Architects in Practice is a London based RIBA Chartered Practice, creating ambitious, playful and environmentally conscious buildings. As a young practice, their work is diverse, progressive and constantly evolving. Specialising in residential, education and community led regeneration, they love their work, have fun doing it and are proud of what they do.
RIBA London asked them a few questions around technology trends, augmented reality and their upcoming projects.
You use both physical models and AI in your design process. Which of these is more effective at communicating projects to clients?
Our design approach is to use physical models from the outset to convey the qualities of the project that other methods cannot. We find them to be an effective tool to communicate ideas in an informal manner, whether with clients, planning authorities or project teams.
Our creativity is not limited to traditional analogue processes, but we harness the latest technology to create immersive experiences using virtual and augmented reality as a way of developing and communicating our designs.
The process alone often brings out new design ideas for discussion, and we encourage all projects to be developed in this way, from feasibility to delivery. We find this approach encourages collaboration throughout: something we believe benefits the project as a whole.
Do you think the use of augmented reality has a big impact on your relationship with the client?

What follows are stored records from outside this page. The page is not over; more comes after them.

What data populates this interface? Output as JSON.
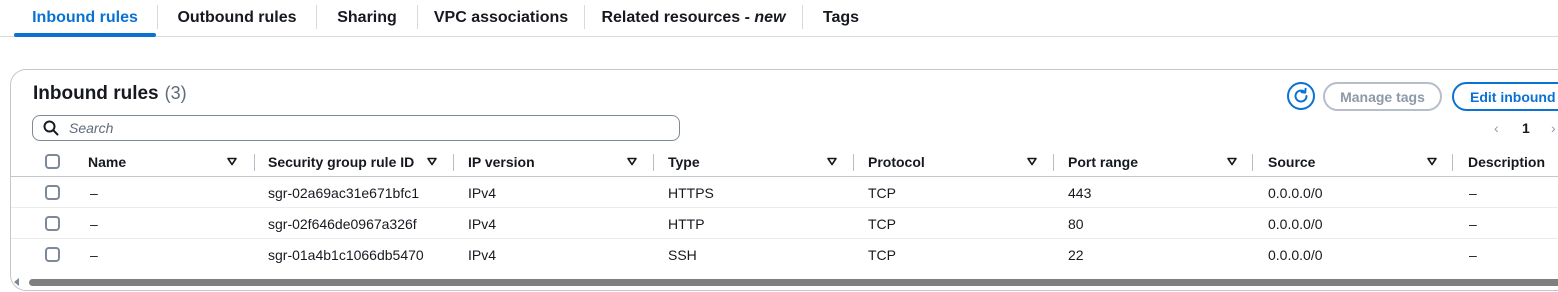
{
  "tabs": [
    {
      "label": "Inbound rules",
      "active": true
    },
    {
      "label": "Outbound rules",
      "active": false
    },
    {
      "label": "Sharing",
      "active": false
    },
    {
      "label": "VPC associations",
      "active": false
    },
    {
      "label": "Related resources - ",
      "suffix": "new",
      "active": false
    },
    {
      "label": "Tags",
      "active": false
    }
  ],
  "panel": {
    "title": "Inbound rules",
    "count": "(3)",
    "refresh_icon": "refresh-icon",
    "manage_tags_label": "Manage tags",
    "edit_inbound_label": "Edit inbound"
  },
  "search": {
    "placeholder": "Search",
    "icon": "search-icon"
  },
  "pagination": {
    "prev": "‹",
    "current": "1",
    "next": "›"
  },
  "table": {
    "columns": [
      {
        "label": "Name"
      },
      {
        "label": "Security group rule ID"
      },
      {
        "label": "IP version"
      },
      {
        "label": "Type"
      },
      {
        "label": "Protocol"
      },
      {
        "label": "Port range"
      },
      {
        "label": "Source"
      },
      {
        "label": "Description"
      }
    ],
    "rows": [
      {
        "name": "–",
        "rule_id": "sgr-02a69ac31e671bfc1",
        "ip_version": "IPv4",
        "type": "HTTPS",
        "protocol": "TCP",
        "port_range": "443",
        "source": "0.0.0.0/0",
        "description": "–"
      },
      {
        "name": "–",
        "rule_id": "sgr-02f646de0967a326f",
        "ip_version": "IPv4",
        "type": "HTTP",
        "protocol": "TCP",
        "port_range": "80",
        "source": "0.0.0.0/0",
        "description": "–"
      },
      {
        "name": "–",
        "rule_id": "sgr-01a4b1c1066db5470",
        "ip_version": "IPv4",
        "type": "SSH",
        "protocol": "TCP",
        "port_range": "22",
        "source": "0.0.0.0/0",
        "description": "–"
      }
    ]
  },
  "colors": {
    "accent": "#0972d3",
    "text": "#16191f",
    "muted": "#5f6b7a",
    "disabled": "#8d99a8"
  }
}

Yes: not only the client, but also with the wider project team.
With the use of cutting edge virtual tools such as VR and AR, we're able to delve into fully immersive environments to explore every area and aspect of a project. We find this to be an immensely powerful tool: one that can provide a deeper understanding of the project and can offer greater efficiency with decision making.
Using real time visualisation, we're able to gain consensus and move forward quickly with important design decisions.
What’s the most exciting project you’ve got coming up and why?
Having gone on hold earlier this year due to the pandemic, we are now looking forward to continuing with our Chimney Terrace project. This is our first venture into modular Cross Laminated Timber (CLT), which is something we’re very keen to push with our other projects. Working closely with the structural engineers and fabricators on the journey so far has been very educational, and it has been exciting to witness how our BIM protocols have evolved and are now fully integrated into our wider daily workflow.
While we may be newly formed, we see our ambition as our core strength, and we seek to continue to push the boundaries with what a young practice can achieve when working collaboratively with specialist teams.
What is your advice to future architecture generations?
It seems to us that the future of the architectural profession is at something of a crossroads as we head into the 2020s. As an increasing number of projects become ever larger, they also become ever more complex. One of the great attractions of being an architect has always been the need to have an overview of an entire project: an understanding as to how all the disparate bits fit together, from works below ground to the choice of windows, and from the selection of the cladding to the choice of ironmongery.
On smaller projects this requirement still holds true. However, what architects of the next generations will need to assess and consider is whether the same can be said on the increasing prevalence of much larger schemes.
Should we become more specialist in our approach, offering an enhanced range of services on a more limited area of the build (in much the way that a façade specialist does) or should we continue to offer the considered overview, as the voice of reason, balancing cost and buildability against aesthetics and client expectations.
Such actions may see the profession splinter into more specifically planning and technical roles and our advice would be to prepare for significant changes over the coming years.
What do you think is the most important issue for architects to focus on right now, and what are you doing as a practice to tackle it?
We believe that the single most important aspect within our industry and profession is that of the environment. If what we build now adversely affects the aspirations and opportunities of future generations, then why are we building it that way?
More than 40% of all greenhouse gases are generated by the built environment, and everyday issues such as embodied energy, reconsidering the use of common construction materials (cement/concrete) and choices relating to heating and powering a development are as relevant as large scale infrastructure issues such as should we still be constructing new airports and building motorways?
So while we haven’t as yet had the opportunity to be involved in the design of an airport, the approach to all our building projects is very much focused on sustainability, reusability and inclusivity as fully integrated aspects of everything we do.
Where do you look for inspiration?
The simple answer is everywhere!
From building visits to hosting forums, and from aerial views of a city seen at night to the experiences of our daily commute, good architecture to us is about the inclusion and combination of all these things: the built form, the spaces between and the people using both.
In more prosaic terms we are huge fans of the architecture of Peter Zumthor. His ability to create places and spaces that are simultaneously monumental and subtle, serious and playful and of a locality yet internationally regarded is truly inspirational.